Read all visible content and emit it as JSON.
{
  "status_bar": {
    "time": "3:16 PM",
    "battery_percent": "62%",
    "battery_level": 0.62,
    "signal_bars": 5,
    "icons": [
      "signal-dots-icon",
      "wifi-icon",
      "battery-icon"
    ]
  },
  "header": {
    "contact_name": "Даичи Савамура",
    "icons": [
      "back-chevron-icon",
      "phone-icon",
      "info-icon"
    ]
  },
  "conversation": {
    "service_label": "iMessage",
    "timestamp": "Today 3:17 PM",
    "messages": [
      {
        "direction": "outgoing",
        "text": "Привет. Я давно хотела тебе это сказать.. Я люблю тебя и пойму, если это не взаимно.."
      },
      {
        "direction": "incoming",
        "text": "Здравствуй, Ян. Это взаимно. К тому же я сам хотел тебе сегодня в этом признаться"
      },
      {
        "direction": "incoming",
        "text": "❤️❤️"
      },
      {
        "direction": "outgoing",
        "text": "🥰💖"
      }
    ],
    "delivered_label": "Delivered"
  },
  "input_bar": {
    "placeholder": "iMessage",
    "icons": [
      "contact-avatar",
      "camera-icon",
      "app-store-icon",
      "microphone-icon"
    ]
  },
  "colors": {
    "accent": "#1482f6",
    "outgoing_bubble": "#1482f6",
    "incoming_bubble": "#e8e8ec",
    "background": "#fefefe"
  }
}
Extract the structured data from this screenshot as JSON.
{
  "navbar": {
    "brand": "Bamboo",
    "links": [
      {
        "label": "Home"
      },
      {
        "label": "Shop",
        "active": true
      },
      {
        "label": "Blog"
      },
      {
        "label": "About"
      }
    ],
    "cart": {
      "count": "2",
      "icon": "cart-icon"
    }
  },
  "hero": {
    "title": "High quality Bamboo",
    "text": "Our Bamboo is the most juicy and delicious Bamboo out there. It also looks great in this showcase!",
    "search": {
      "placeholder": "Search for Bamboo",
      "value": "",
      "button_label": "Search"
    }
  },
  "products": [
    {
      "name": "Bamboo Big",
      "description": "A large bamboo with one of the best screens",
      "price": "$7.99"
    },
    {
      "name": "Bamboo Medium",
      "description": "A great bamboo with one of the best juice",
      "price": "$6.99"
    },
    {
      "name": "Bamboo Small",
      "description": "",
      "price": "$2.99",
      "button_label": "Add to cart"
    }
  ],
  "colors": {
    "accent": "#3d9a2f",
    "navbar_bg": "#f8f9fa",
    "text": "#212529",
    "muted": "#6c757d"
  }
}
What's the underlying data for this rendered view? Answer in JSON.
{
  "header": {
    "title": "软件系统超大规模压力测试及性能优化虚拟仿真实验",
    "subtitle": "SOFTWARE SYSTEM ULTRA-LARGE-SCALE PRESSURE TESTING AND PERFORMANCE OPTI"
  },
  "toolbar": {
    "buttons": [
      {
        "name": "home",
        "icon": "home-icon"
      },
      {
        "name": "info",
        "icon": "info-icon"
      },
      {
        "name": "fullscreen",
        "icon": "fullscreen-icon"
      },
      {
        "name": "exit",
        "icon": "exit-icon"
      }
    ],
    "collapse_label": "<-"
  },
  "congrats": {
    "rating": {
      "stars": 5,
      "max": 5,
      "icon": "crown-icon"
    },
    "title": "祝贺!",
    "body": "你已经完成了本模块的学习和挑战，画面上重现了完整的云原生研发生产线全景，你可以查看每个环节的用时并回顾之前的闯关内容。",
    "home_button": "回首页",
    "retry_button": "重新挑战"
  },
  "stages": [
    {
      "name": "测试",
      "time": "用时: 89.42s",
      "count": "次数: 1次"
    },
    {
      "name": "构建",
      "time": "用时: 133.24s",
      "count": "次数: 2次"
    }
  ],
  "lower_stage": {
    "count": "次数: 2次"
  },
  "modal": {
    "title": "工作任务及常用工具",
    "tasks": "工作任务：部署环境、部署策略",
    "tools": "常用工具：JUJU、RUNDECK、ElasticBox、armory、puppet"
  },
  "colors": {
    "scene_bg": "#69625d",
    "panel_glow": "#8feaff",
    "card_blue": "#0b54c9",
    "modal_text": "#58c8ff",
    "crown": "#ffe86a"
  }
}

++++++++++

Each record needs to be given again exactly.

__ANSWER BELOW__.
Read all visible content and emit it as JSON.
{
  "status_bar": {
    "time": "3:16 PM",
    "battery_percent": "62%",
    "battery_level": 0.62,
    "signal_bars": 5,
    "icons": [
      "signal-dots-icon",
      "wifi-icon",
      "battery-icon"
    ]
  },
  "header": {
    "contact_name": "Даичи Савамура",
    "icons": [
      "back-chevron-icon",
      "phone-icon",
      "info-icon"
    ]
  },
  "conversation": {
    "service_label": "iMessage",
    "timestamp": "Today 3:17 PM",
    "messages": [
      {
        "direction": "outgoing",
        "text": "Привет. Я давно хотела тебе это сказать.. Я люблю тебя и пойму, если это не взаимно.."
      },
      {
        "direction": "incoming",
        "text": "Здравствуй, Ян. Это взаимно. К тому же я сам хотел тебе сегодня в этом признаться"
      },
      {
        "direction": "incoming",
        "text": "❤️❤️"
      },
      {
        "direction": "outgoing",
        "text": "🥰💖"
      }
    ],
    "delivered_label": "Delivered"
  },
  "input_bar": {
    "placeholder": "iMessage",
    "icons": [
      "contact-avatar",
      "camera-icon",
      "app-store-icon",
      "microphone-icon"
    ]
  },
  "colors": {
    "accent": "#1482f6",
    "outgoing_bubble": "#1482f6",
    "incoming_bubble": "#e8e8ec",
    "background": "#fefefe"
  }
}
Extract the structured data from this screenshot as JSON.
{
  "navbar": {
    "brand": "Bamboo",
    "links": [
      {
        "label": "Home"
      },
      {
        "label": "Shop",
        "active": true
      },
      {
        "label": "Blog"
      },
      {
        "label": "About"
      }
    ],
    "cart": {
      "count": "2",
      "icon": "cart-icon"
    }
  },
  "hero": {
    "title": "High quality Bamboo",
    "text": "Our Bamboo is the most juicy and delicious Bamboo out there. It also looks great in this showcase!",
    "search": {
      "placeholder": "Search for Bamboo",
      "value": "",
      "button_label": "Search"
    }
  },
  "products": [
    {
      "name": "Bamboo Big",
      "description": "A large bamboo with one of the best screens",
      "price": "$7.99"
    },
    {
      "name": "Bamboo Medium",
      "description": "A great bamboo with one of the best juice",
      "price": "$6.99"
    },
    {
      "name": "Bamboo Small",
      "description": "",
      "price": "$2.99",
      "button_label": "Add to cart"
    }
  ],
  "colors": {
    "accent": "#3d9a2f",
    "navbar_bg": "#f8f9fa",
    "text": "#212529",
    "muted": "#6c757d"
  }
}
What's the underlying data for this rendered view? Answer in JSON.
{
  "header": {
    "title": "软件系统超大规模压力测试及性能优化虚拟仿真实验",
    "subtitle": "SOFTWARE SYSTEM ULTRA-LARGE-SCALE PRESSURE TESTING AND PERFORMANCE OPTI"
  },
  "toolbar": {
    "buttons": [
      {
        "name": "home",
        "icon": "home-icon"
      },
      {
        "name": "info",
        "icon": "info-icon"
      },
      {
        "name": "fullscreen",
        "icon": "fullscreen-icon"
      },
      {
        "name": "exit",
        "icon": "exit-icon"
      }
    ],
    "collapse_label": "<-"
  },
  "congrats": {
    "rating": {
      "stars": 5,
      "max": 5,
      "icon": "crown-icon"
    },
    "title": "祝贺!",
    "body": "你已经完成了本模块的学习和挑战，画面上重现了完整的云原生研发生产线全景，你可以查看每个环节的用时并回顾之前的闯关内容。",
    "home_button": "回首页",
    "retry_button": "重新挑战"
  },
  "stages": [
    {
      "name": "测试",
      "time": "用时: 89.42s",
      "count": "次数: 1次"
    },
    {
      "name": "构建",
      "time": "用时: 133.24s",
      "count": "次数: 2次"
    }
  ],
  "lower_stage": {
    "count": "次数: 2次"
  },
  "modal": {
    "title": "工作任务及常用工具",
    "tasks": "工作任务：部署环境、部署策略",
    "tools": "常用工具：JUJU、RUNDECK、ElasticBox、armory、puppet"
  },
  "colors": {
    "scene_bg": "#69625d",
    "panel_glow": "#8feaff",
    "card_blue": "#0b54c9",
    "modal_text": "#58c8ff",
    "crown": "#ffe86a"
  }
}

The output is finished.